Content starts

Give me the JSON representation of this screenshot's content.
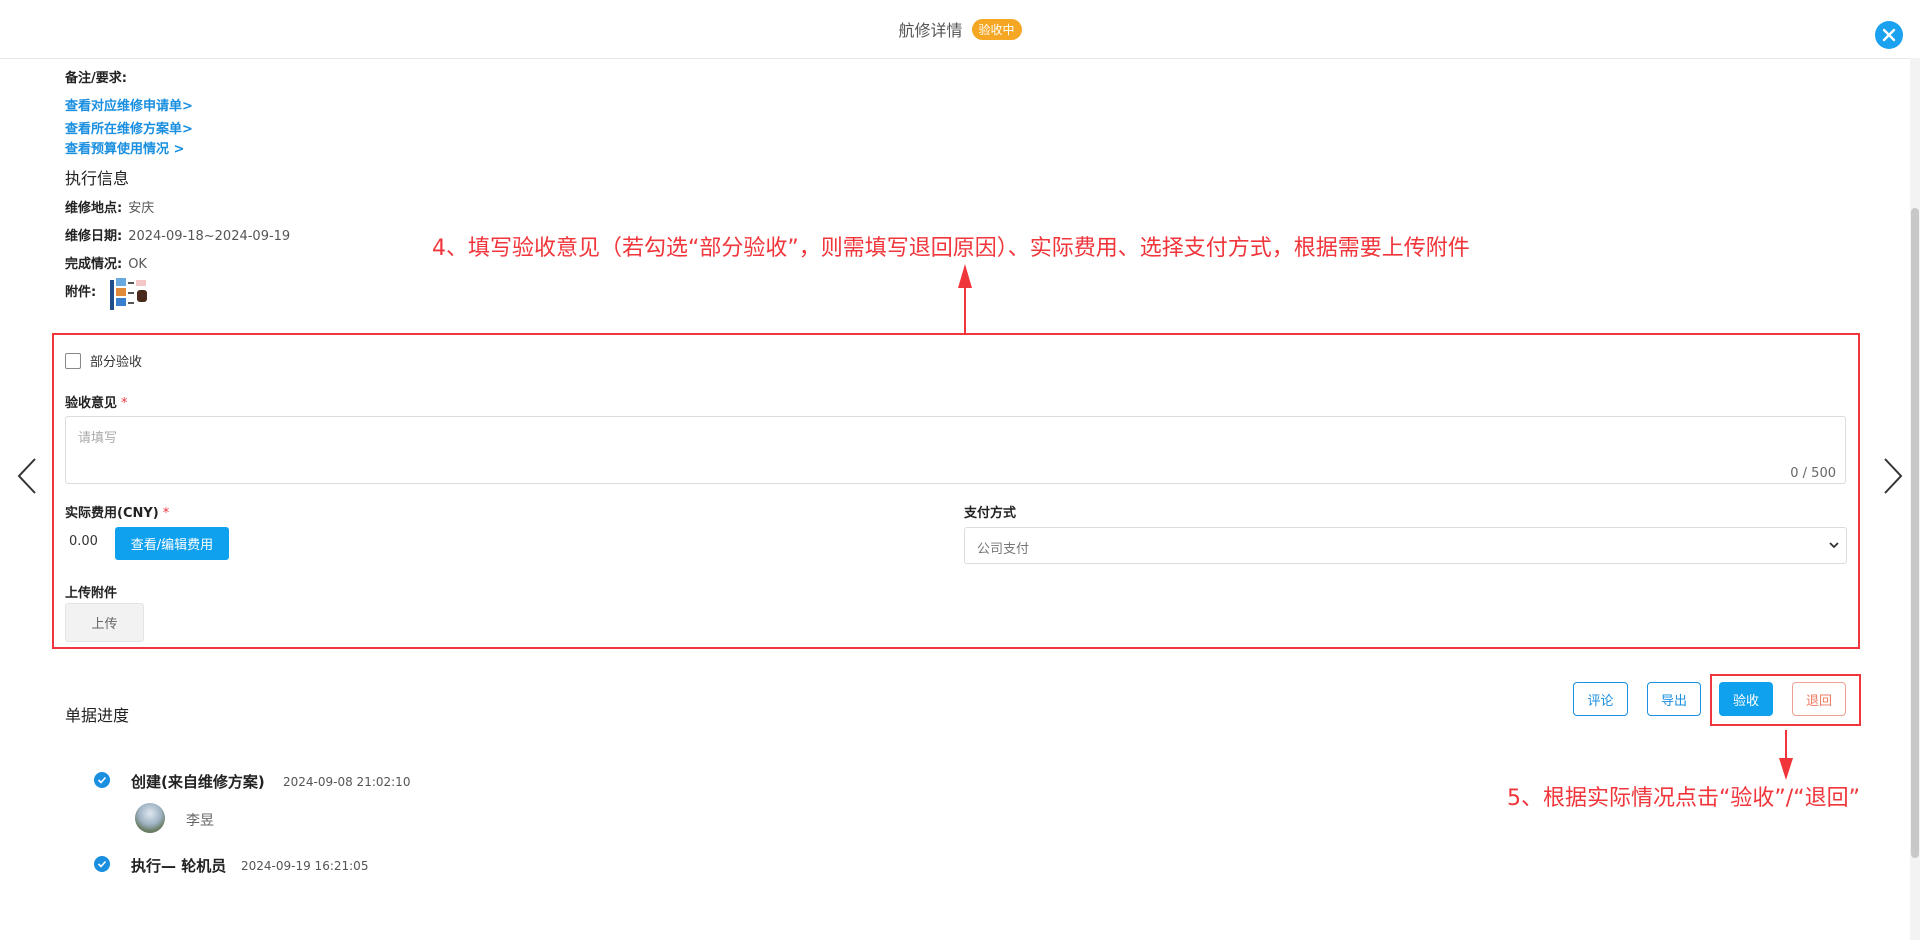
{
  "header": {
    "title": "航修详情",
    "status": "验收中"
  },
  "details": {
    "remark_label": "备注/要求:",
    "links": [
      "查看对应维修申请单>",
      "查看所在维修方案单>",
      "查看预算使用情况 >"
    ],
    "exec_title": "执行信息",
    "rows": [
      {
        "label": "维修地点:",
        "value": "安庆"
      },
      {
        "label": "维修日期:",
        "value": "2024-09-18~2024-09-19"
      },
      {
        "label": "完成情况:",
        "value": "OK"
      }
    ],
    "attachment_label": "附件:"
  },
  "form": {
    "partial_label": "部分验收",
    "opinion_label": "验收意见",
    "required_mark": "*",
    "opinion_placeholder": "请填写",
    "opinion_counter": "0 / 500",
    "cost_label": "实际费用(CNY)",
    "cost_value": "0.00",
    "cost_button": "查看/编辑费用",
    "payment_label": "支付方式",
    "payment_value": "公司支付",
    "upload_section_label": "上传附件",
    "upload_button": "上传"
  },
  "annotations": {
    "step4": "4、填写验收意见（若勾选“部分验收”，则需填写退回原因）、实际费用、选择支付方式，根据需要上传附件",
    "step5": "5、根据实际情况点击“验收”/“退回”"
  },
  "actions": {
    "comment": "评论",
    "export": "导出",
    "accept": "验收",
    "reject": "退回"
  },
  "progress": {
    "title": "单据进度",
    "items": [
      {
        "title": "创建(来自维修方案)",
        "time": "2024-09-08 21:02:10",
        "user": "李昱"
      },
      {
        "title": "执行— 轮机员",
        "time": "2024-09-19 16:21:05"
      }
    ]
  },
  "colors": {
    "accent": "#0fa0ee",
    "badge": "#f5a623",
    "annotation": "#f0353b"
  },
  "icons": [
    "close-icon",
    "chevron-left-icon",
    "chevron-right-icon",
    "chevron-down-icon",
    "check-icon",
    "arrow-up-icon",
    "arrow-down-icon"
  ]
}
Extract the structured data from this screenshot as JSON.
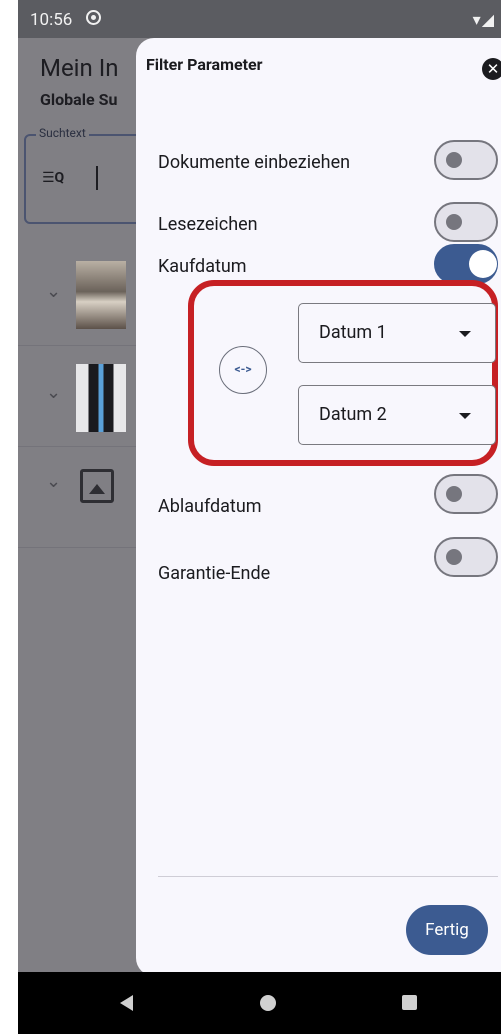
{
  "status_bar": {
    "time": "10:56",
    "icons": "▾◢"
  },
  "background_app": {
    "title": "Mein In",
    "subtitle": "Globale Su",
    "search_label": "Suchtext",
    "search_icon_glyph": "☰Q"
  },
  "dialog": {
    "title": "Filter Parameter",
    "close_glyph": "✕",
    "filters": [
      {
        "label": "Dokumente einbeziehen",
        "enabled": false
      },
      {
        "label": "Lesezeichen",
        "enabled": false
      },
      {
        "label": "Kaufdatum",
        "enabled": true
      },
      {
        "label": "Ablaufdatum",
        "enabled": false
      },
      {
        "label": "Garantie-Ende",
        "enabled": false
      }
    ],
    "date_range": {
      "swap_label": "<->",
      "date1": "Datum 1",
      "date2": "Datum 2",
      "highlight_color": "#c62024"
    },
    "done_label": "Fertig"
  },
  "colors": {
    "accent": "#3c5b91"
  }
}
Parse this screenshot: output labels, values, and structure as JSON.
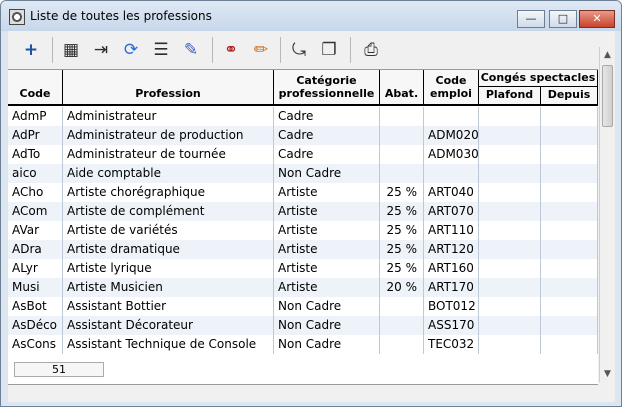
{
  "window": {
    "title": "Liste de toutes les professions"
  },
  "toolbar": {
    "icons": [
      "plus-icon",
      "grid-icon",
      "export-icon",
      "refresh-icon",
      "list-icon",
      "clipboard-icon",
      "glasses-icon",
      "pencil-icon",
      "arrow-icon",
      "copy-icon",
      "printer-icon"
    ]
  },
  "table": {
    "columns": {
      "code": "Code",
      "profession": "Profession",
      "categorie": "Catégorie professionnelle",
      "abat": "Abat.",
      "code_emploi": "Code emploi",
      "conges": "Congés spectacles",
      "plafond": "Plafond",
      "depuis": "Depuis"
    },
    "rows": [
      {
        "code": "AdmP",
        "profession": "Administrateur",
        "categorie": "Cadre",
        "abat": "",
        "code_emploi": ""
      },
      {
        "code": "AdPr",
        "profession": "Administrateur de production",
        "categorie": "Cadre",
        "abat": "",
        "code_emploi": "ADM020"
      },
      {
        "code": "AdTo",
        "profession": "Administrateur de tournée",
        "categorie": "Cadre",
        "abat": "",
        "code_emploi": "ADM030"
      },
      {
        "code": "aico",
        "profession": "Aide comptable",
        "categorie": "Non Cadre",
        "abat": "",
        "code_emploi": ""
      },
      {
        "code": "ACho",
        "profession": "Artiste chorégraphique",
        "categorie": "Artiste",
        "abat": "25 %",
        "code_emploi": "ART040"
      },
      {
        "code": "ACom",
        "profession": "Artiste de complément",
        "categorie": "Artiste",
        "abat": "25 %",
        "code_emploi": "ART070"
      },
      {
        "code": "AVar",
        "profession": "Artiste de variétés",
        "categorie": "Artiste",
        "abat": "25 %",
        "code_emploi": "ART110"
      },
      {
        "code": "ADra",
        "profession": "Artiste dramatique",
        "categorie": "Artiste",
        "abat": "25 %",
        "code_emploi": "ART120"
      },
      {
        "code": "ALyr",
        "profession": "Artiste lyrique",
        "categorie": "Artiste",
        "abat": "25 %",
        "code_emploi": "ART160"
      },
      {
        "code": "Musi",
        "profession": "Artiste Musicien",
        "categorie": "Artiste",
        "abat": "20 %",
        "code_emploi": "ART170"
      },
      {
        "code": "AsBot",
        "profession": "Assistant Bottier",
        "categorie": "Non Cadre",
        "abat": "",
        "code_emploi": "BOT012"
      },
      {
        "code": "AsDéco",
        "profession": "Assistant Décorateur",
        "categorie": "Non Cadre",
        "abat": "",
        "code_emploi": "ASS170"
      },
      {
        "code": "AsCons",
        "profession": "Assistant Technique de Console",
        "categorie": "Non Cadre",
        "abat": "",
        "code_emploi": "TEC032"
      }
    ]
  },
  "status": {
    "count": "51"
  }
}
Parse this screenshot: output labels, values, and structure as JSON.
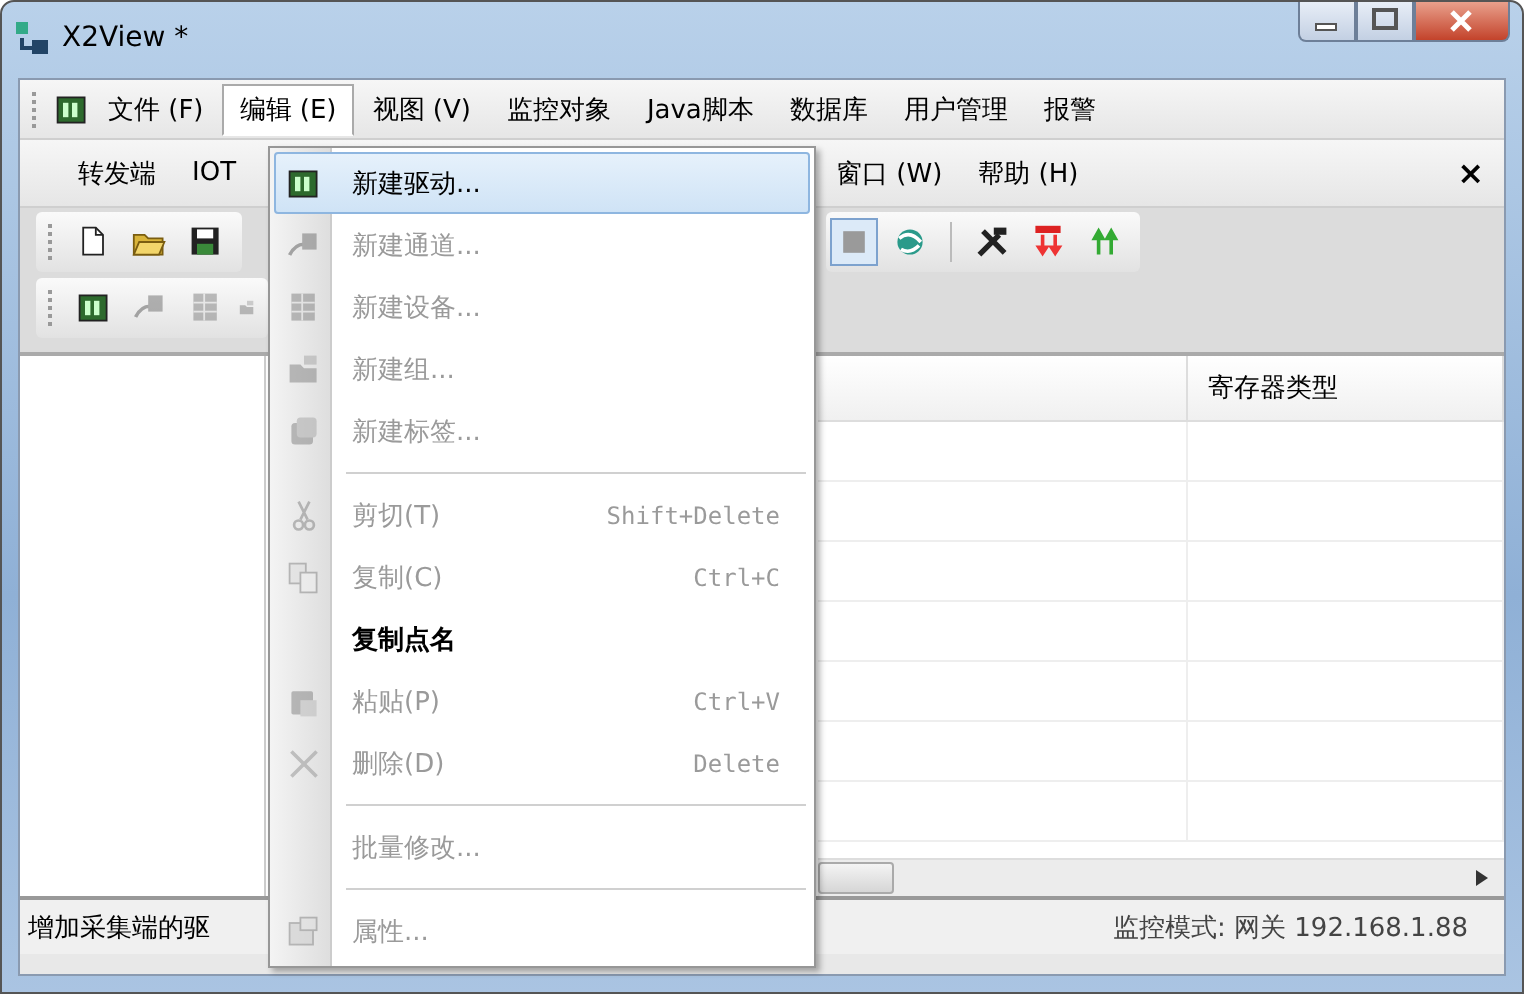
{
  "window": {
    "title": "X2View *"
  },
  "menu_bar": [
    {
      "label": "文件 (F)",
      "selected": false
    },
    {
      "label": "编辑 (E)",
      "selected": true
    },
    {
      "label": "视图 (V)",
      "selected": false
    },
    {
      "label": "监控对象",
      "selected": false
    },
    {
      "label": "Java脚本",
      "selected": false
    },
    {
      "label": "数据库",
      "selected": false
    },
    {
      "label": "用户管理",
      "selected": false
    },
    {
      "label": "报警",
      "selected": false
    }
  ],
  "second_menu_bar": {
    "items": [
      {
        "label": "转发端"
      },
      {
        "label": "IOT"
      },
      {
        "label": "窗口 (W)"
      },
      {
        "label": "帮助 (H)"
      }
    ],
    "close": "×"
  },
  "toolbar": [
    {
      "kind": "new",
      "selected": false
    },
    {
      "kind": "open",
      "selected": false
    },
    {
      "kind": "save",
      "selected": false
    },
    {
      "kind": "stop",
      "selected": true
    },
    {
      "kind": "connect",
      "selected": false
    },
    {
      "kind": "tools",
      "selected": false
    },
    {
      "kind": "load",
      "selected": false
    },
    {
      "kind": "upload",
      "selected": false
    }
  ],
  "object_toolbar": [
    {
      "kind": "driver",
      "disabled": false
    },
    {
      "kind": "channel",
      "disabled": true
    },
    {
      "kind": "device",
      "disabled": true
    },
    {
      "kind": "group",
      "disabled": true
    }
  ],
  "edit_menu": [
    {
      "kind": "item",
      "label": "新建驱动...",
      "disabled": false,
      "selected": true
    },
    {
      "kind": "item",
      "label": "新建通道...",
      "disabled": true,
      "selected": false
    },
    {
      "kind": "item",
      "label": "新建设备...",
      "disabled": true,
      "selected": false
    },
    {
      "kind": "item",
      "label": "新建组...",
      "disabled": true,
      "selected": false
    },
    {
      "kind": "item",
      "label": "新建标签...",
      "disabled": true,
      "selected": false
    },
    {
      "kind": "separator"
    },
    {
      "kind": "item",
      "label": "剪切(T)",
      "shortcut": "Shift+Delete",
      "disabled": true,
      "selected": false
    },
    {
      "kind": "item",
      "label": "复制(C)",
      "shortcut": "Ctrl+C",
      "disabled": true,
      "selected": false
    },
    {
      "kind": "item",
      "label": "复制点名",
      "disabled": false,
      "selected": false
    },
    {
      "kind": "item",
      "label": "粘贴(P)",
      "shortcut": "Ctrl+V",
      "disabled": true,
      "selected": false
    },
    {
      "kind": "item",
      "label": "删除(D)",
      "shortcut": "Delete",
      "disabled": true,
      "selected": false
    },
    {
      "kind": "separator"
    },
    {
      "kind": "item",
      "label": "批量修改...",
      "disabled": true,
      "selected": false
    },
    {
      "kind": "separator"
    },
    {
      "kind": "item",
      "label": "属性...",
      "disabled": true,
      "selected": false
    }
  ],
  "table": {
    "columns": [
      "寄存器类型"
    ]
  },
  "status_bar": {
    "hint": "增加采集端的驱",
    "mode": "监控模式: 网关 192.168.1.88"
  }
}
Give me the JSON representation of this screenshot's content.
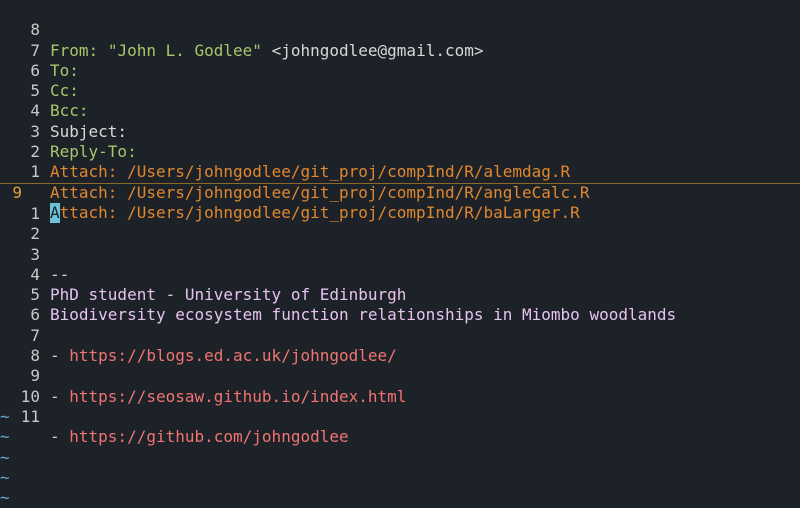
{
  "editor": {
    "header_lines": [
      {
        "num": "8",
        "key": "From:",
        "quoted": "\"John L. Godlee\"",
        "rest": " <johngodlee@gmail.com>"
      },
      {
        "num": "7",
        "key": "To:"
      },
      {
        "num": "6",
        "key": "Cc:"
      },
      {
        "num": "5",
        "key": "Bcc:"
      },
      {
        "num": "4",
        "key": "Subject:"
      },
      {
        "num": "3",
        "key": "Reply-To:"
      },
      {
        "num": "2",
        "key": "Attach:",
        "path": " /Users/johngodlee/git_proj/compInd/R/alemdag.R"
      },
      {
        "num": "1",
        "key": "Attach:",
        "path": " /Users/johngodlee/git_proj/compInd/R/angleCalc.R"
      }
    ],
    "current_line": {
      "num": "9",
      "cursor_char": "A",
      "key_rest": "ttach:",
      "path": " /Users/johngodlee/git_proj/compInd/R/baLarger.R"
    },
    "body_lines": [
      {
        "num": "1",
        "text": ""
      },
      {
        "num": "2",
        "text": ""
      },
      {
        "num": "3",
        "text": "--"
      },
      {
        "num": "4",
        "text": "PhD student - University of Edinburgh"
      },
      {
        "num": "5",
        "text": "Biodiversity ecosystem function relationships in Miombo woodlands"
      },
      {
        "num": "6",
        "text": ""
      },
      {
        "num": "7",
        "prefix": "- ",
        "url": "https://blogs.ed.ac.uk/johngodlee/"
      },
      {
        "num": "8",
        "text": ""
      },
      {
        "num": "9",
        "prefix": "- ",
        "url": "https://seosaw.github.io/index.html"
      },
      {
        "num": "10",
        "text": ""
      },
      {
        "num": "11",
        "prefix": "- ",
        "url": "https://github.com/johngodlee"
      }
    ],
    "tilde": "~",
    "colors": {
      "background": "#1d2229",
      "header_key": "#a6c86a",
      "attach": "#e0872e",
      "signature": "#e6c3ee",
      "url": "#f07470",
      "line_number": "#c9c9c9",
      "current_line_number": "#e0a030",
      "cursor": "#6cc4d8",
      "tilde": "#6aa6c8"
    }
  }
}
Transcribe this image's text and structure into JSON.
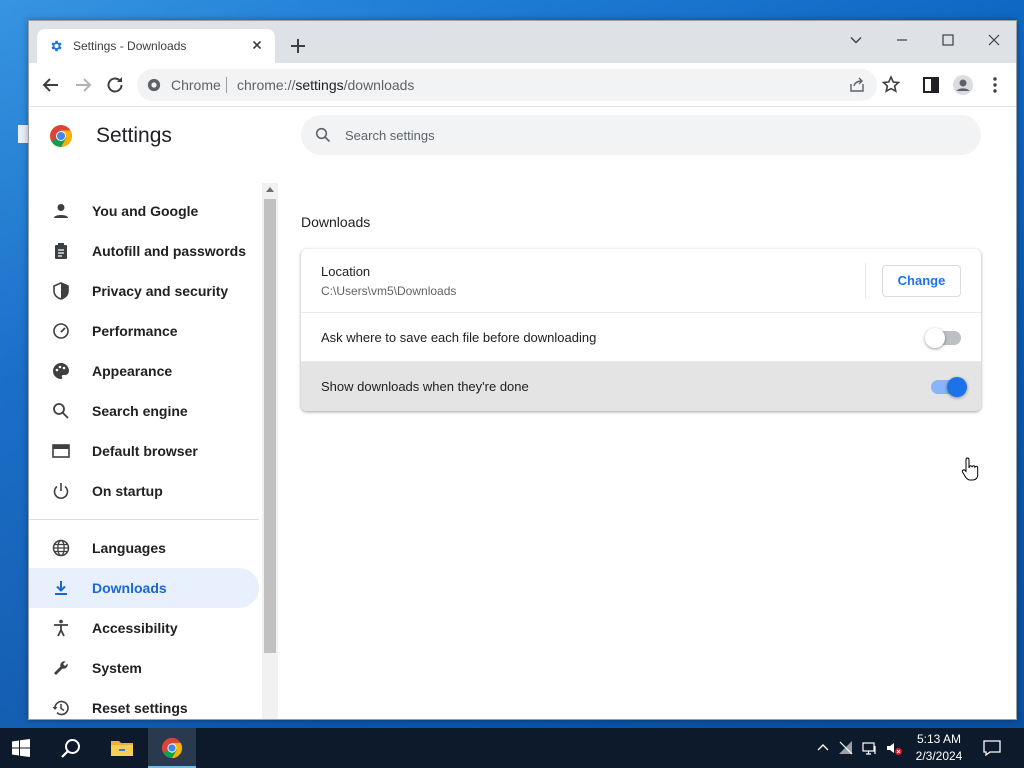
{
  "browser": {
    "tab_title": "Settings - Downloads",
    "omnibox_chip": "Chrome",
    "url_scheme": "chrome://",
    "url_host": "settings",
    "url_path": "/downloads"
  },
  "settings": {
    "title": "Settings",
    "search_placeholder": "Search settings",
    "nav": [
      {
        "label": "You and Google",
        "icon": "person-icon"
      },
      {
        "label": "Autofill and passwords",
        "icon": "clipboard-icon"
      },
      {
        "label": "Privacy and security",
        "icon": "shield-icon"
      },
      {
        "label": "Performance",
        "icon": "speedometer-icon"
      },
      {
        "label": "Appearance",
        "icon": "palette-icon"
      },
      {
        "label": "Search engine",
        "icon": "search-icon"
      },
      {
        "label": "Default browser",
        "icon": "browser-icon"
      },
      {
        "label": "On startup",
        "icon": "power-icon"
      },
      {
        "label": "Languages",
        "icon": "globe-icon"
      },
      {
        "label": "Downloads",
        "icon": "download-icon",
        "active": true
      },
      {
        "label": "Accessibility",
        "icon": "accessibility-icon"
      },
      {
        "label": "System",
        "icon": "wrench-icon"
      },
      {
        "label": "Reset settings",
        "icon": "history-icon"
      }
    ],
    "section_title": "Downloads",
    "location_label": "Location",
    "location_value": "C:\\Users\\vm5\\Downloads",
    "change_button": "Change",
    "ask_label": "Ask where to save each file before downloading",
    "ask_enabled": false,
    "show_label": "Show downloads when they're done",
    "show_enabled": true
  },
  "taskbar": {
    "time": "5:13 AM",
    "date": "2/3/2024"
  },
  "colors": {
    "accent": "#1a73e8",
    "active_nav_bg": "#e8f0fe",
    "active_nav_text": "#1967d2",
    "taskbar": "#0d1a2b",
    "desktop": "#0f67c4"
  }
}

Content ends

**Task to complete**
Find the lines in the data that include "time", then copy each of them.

**Response to the task**
        "time": "2024-09-08 21:02:10",
        "time": "2024-09-19 16:21:05"
    "time": "10:56",
    "time": "5:13 AM",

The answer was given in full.